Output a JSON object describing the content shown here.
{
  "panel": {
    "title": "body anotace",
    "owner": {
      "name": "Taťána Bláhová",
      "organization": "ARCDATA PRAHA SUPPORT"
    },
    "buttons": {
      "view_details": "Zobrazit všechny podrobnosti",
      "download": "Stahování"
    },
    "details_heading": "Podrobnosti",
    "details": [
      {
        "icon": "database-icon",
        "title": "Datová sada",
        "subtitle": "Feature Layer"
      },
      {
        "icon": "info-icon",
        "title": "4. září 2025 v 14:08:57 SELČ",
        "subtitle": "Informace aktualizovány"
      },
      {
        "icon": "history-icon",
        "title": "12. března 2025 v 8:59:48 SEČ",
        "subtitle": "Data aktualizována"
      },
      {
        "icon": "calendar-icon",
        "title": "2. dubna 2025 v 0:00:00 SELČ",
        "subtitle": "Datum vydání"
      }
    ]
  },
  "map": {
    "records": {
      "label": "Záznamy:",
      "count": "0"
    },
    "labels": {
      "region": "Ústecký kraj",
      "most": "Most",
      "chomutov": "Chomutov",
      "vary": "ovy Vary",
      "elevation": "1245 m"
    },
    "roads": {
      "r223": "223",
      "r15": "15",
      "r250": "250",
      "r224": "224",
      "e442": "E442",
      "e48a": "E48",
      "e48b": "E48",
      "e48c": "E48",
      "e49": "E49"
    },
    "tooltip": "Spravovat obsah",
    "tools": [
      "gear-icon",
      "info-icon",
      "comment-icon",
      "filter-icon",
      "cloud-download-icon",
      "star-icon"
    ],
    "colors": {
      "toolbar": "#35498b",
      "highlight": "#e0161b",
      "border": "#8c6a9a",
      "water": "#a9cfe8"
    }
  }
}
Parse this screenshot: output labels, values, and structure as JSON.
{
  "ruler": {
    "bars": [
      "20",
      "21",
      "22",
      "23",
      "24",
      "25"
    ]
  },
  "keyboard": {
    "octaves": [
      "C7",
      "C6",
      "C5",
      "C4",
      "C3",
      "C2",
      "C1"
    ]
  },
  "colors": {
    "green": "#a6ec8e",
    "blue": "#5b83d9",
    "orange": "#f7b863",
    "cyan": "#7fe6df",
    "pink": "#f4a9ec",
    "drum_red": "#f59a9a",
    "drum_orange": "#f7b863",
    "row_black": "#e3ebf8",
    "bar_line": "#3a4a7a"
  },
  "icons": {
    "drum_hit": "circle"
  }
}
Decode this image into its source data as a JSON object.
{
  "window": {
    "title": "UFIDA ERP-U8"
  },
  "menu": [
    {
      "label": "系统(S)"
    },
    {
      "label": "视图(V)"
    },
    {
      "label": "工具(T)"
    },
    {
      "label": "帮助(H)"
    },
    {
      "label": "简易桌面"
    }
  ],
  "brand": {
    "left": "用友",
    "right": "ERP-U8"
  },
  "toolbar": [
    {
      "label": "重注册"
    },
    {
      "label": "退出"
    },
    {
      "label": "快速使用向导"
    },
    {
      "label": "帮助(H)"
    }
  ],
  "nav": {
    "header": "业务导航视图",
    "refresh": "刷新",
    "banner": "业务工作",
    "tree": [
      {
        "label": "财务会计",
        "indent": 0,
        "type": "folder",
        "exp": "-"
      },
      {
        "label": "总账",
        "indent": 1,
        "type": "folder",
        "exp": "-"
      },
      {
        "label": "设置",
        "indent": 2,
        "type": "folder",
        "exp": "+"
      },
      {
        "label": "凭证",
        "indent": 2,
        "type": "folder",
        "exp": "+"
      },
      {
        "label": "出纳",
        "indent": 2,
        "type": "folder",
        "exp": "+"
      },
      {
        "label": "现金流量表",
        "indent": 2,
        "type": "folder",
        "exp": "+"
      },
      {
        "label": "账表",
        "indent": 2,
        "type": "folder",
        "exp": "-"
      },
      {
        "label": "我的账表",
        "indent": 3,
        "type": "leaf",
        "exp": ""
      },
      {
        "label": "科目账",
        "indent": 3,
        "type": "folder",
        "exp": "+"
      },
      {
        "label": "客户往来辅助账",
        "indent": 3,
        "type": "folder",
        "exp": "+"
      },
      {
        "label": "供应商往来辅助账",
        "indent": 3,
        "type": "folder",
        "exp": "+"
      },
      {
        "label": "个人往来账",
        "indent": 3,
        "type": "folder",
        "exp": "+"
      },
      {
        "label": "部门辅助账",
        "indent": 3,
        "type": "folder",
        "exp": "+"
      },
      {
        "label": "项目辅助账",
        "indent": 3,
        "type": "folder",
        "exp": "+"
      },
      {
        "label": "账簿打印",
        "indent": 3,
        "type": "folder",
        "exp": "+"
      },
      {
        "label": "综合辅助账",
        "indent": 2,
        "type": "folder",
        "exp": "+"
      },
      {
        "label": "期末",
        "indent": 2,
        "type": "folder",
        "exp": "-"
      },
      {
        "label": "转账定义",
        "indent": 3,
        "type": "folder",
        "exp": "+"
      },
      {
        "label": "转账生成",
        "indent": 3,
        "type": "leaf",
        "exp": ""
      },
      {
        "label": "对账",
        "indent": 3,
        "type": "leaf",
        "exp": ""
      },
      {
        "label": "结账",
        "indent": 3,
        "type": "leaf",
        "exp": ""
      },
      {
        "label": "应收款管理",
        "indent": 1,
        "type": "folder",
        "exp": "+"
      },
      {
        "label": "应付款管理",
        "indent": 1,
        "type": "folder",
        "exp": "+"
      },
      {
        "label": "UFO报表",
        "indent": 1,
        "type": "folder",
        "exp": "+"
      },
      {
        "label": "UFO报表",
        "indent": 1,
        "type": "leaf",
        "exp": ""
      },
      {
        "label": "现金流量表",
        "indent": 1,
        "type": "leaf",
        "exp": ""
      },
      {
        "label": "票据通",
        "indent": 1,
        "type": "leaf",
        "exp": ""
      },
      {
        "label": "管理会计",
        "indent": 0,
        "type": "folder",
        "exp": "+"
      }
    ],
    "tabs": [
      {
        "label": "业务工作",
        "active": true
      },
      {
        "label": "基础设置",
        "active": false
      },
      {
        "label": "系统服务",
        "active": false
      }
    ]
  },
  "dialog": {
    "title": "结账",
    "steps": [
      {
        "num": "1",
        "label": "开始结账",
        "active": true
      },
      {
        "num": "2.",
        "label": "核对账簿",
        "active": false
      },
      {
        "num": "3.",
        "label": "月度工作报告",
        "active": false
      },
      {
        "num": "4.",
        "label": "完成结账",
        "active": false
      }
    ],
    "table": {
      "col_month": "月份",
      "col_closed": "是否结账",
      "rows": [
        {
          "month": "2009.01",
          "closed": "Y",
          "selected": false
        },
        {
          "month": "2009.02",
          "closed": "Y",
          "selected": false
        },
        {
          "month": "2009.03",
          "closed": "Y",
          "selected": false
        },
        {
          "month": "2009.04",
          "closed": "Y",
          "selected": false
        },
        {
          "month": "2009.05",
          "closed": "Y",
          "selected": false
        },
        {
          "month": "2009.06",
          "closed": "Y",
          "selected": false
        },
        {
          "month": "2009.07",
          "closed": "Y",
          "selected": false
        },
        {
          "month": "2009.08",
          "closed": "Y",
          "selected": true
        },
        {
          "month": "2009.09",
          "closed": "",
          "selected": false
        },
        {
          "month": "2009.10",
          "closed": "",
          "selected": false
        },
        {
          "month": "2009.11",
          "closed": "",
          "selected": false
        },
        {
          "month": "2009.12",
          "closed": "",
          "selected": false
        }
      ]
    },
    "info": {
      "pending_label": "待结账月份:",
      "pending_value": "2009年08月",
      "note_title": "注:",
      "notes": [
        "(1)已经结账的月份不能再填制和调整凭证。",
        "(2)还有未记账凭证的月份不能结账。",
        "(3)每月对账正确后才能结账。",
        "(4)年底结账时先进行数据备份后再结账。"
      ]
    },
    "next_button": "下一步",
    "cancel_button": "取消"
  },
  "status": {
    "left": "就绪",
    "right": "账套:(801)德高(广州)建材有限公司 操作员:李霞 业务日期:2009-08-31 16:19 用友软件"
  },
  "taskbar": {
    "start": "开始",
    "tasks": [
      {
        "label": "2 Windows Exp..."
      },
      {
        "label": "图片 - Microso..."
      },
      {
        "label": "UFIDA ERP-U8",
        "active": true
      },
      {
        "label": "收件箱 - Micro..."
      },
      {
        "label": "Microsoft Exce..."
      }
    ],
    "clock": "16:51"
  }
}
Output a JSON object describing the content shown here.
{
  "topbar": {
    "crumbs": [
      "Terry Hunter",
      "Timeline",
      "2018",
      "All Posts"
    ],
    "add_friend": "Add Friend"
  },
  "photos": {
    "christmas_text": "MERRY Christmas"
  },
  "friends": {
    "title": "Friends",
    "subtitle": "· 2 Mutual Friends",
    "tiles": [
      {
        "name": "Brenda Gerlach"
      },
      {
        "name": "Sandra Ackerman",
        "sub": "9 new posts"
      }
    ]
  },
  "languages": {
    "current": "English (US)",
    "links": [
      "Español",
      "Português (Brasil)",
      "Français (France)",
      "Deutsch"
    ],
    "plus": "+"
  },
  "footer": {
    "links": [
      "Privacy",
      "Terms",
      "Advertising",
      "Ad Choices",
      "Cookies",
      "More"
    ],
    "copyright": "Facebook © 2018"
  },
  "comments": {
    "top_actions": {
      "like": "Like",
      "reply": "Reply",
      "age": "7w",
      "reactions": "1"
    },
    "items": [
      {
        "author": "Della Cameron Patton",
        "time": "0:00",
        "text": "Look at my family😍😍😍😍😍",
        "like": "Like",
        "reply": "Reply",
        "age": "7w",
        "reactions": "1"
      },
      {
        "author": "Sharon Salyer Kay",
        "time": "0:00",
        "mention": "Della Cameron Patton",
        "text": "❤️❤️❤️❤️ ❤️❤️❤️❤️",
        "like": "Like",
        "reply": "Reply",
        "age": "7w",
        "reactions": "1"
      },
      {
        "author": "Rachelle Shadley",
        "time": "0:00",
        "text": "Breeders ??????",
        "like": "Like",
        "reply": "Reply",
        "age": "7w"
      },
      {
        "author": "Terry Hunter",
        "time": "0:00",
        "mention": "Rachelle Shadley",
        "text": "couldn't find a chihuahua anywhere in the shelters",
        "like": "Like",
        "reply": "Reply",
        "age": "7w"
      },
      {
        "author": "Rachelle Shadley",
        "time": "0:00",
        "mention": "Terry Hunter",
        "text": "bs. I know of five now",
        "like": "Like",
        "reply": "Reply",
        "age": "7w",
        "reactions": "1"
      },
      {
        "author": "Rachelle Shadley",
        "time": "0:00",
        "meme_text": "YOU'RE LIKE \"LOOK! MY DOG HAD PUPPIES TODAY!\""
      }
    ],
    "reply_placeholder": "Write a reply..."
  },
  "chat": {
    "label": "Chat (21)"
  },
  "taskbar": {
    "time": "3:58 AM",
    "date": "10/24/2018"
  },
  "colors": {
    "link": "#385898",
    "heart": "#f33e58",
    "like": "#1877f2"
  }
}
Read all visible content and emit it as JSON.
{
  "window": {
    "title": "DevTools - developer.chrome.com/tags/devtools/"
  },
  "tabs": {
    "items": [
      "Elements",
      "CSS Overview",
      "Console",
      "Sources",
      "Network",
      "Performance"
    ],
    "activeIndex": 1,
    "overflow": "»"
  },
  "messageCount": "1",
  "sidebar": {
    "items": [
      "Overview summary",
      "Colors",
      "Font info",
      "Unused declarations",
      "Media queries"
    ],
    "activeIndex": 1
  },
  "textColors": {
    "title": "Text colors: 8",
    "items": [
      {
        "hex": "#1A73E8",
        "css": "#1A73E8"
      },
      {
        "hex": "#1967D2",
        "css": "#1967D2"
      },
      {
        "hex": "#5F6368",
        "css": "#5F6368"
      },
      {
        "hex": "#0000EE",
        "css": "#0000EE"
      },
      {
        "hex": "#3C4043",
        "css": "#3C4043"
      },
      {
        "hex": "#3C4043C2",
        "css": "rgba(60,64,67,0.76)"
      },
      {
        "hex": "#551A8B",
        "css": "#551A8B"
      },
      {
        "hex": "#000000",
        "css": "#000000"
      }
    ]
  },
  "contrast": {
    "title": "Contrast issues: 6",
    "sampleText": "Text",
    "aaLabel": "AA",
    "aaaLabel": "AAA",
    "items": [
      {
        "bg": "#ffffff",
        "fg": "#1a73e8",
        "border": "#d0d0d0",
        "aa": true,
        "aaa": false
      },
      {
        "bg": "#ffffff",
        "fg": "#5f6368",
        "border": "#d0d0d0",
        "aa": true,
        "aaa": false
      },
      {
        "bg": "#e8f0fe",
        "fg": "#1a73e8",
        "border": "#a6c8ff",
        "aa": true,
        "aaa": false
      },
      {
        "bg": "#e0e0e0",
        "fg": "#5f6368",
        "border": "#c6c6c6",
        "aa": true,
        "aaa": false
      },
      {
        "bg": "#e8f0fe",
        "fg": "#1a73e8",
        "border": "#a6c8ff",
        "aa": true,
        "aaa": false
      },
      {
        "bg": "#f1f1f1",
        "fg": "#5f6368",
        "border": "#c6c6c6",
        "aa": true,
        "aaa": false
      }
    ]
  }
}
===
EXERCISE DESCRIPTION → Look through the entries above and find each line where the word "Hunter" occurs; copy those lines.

EXPECTED OUTPUT →
      "Terry Hunter",
        "author": "Terry Hunter",
        "mention": "Terry Hunter",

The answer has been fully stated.